Challenges were recognized at every level during 2020 and county government was not immune to the symptoms brought on by COVID19 and additional factors, such as extreme rainfall.
However, County Judge Brandon Ellison said the county was prepared for an unprecedented year and has made great strides despite the additional challenges.
“The obvious challenge is COVID,” Ellison said. “The treatment in place today is different than in March; we know so much more about it. We were told to be freaked out. We were scared of the unknown.”
Ellison said the manner in which the county responded to the pandemic went tremendously well and resulted in the courthouse being able to remain open and no cases of the virus reported at the jail.
“It is the people’s house and we didn’t want to close it. So, we half staffed and alternated people.”
Ellison said all statistics he was given from officials were dire.
“I was told that 300 people in Polk County were going to die, and 20% of population was going to get it. Economically, I was told, everything would stop, we would shrivel up and the revenue would fall. I was told we would basically be circling the drain. Of course, months went on and that didn’t happen.”
Ellison said business slowly returned to normal and protocols were changed.
“So now, we have tried to normalize everything we can,” he said. “I have to realize that people die of things – a lot of different things. I can’t trust anything I read any more.”
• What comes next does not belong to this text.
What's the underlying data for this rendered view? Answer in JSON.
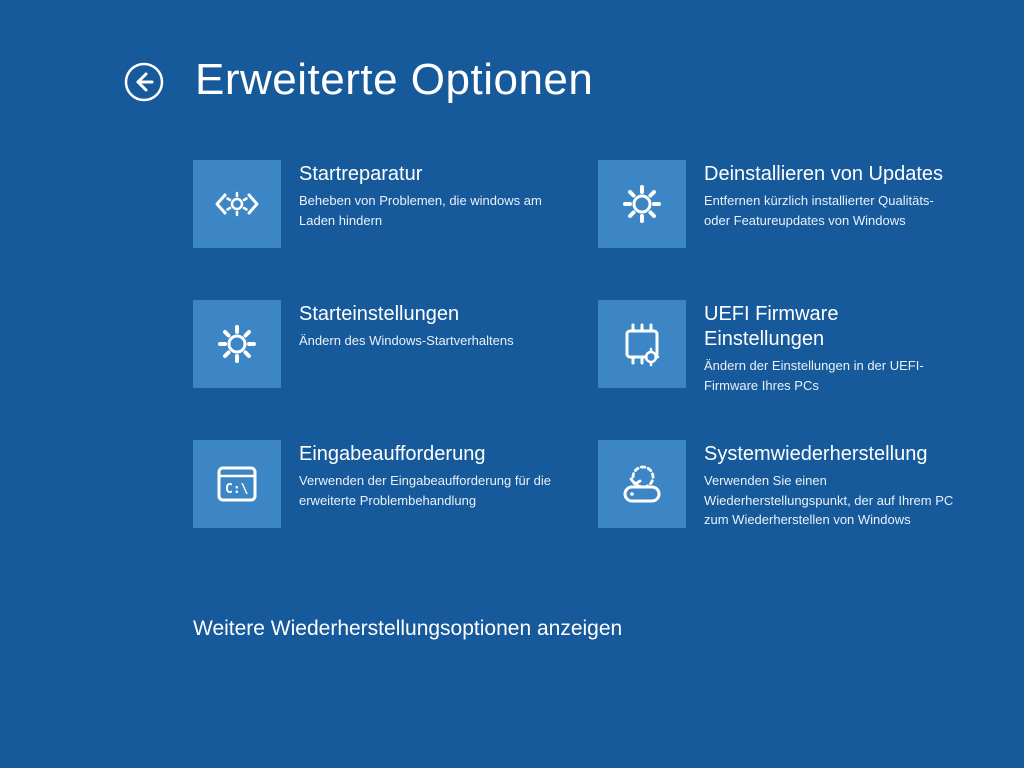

“When I look at the death count for all reasons and it is less in 2020 than it was in 2019, I don’t know what it tells me. Are they miss-marking deaths or are we having less accidents. I don’t know what those statistics tell us; is it less cancer or less flu?”
Ellison said despite questions remaining regarding COVID statistics, he feels it imperative to act and lead responsibly.
“We have to keep going, I know that,” he said. “You can’t stop life or living. I want to protect the most vulnerable.”
Ellison noted the service of the senior centers during the pandemic.
“I’m proud of the senior centers and how they delivered food to those who wanted to stay home – and I do mean wanted to. We shouldn’t make anyone do anything. We can make suggestions, but shouldn’t force.”
In addition to the COVID response, Ellison said rainfall has been the biggest challenge.
“I believe we have had 100 inches of rain this year; the average is 52 inches. Last year, there was 80 inches,” he explained, noting that flash flooding can damage roads, bridges, culverts and other structures the county is responsible for maintaining.
“It has just shot our wheels completely off. But, even with all that happening, our roads are not horrible, but it has killed our projects. I’ve been moving forward every year and this year we haven’t been able to move forward much.”
In a flooding event Aug. 31 and Sept. 1 some places in Polk County recorded 1 to 13 inches of rain. The courthouse flooded and several water rescues occurred.
“With that being said, we have been productive,” Ellison said. “I’ve been busier this year and I’ve worked more this year than any year, other than maybe the first year I was in office.”